Phil Jackson, president of the NBA’s New York Knicks, singles out Cleveland Cavalier LeBron James in a general lament about the state of the game:
I watch LeBron James, for example. He might [travel] every other time he catches the basketball if he’s off the ball. He catches the ball, moves both his feet. You see it happen all the time. There’s no structure, there’s no discipline, there’s no ‘How do we play this game’ type of attitude. And it goes all the way through the game. To the point where now guys don’t screen—they push guys off with their hands.
Jackson makes a valid point. The thing is, he could have been making this same point 30 years ago about Michael Jordan, Jackson’s own superstar when he was coaching the Chicago Bulls. I was certainly saying these things about Jordan at the time, and about Laker Magic Johnson when he came into the league several years earlier.
This was the early ’80s, and I was a huge Laker fan at the time. I loved Magic and “showtime” basketball. It was fun and exciting. Magic revolutionized the game, and drew many new fans to the game. He also played a key roll in destroying the game, for purists like me anyway.
Magic was something special, a 6’9″ guard who could see over shorter players and whip the ball anywhere on the court, with either hand, at any moment. Combine this with his ability to push the ball up court before the defense had a chance to get set and Magic was virtually unstoppable. Unless you were “there,” it’s hard to describe just how apt the nickname “Magic” was as he took the NBA by storm and created the famed Laker dynasty of the ’80s.
But in the midst of all that, most people overlooked the fact that Magic routinely “palmed” the basketball. The rules say you have to keep your hand on top of the ball as you dribble, limiting the amount of control you have over it. Magic had huge hands and would consistently cup the ball at an angle as he dribbled. This would allow him to get his fingers below the the ball’s “equator” then roll the hand into any position he wished to give him the control to deliver the ball when and where he wanted. In short, what he did was illegal, and he did it just about every time he came down the court.
Younger players naturally started emulating Magic, and now “palming” or “carrying over” has become part of the game. Every player does it, on just about every play, and no one notices.
A few years later, Michael Jordan arrived on the scene. He was a different kind of superstar, with incredible body control and the ability to seemingly dance in air. He too revolutionized and brought many fans to the game. And he too helped to destroy the game for purists like me.
The rules says when you stop dribbling, to pass or shoot, you are allowed a “one-two rhythm” — two steps of continuation with your feet — before the ball must leave your hands. If you take more than two steps, you’ve “traveled.” The ref is supposed to blow the whistle, stop play, and reward the ball to the other team. Well, Jordan did so many amazing things that it was nearly hypnotizing to watch him attack the basket, and I guess the refs were as hypnotized as the fans were, because they routinely let him get away with taking an extra step (three, instead of two) on the way to the hoop.
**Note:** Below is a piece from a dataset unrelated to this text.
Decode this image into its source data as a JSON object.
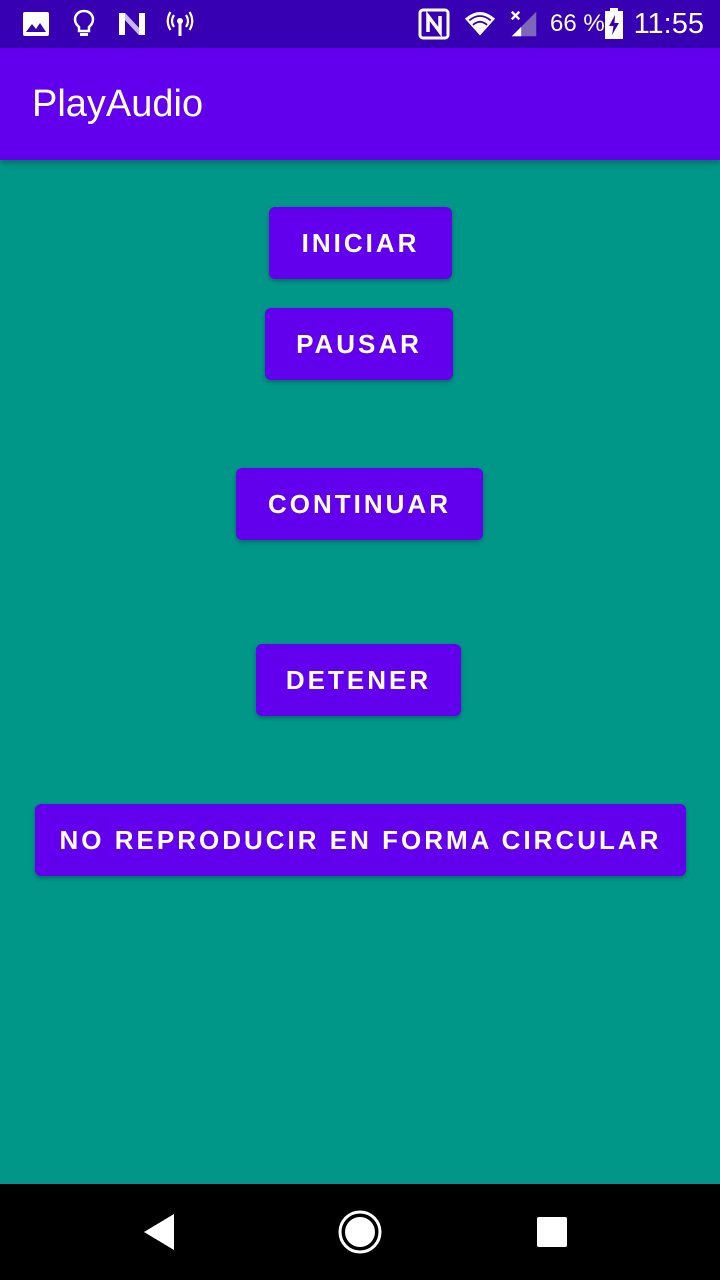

Just as Magic “palmed” the ball just about every time he touched it, Michael Jordan traveled just about every time he went to the basket. And just as the kids emulated Magic, they emulated Jordan. So we had a new generation come up where pretty much every player palms the ball and travels. It’s become part of the game, and one or the other of these infractions can be seen on just about every highlight clip you see. It’s part of why I stopped watching NBA basketball many years ago.
For the record, star players have always gotten away with things. Julius “Dr. J” Irving — one of the most amazing athletes I’ve ever seen — comes to mind. He played about a decade before Magic, and if you haven’t seen him, check him out on Youtube; he was one of a kind. He got away with a lot too.
But to my mind, Magic and Jordan are the ones that changed the game and made these illegal practices nearly universal in the NBA. (Probably the increased TV coverage that began during their tenures had a lot to do with it.) LeBron and the current crop of players are simply carrying on a long standing tradition.
This new “style” of play is more exciting, and more individualized (as Jackson notes later in the article), and may in fact be good for the game. But, as I say, I’m a purist. As much as I loved Magic and my Lakers “back in the day,” I began to miss the old teamwork-centered game. For that, and a few other reasons, I don’t find the game as interesting as I once did.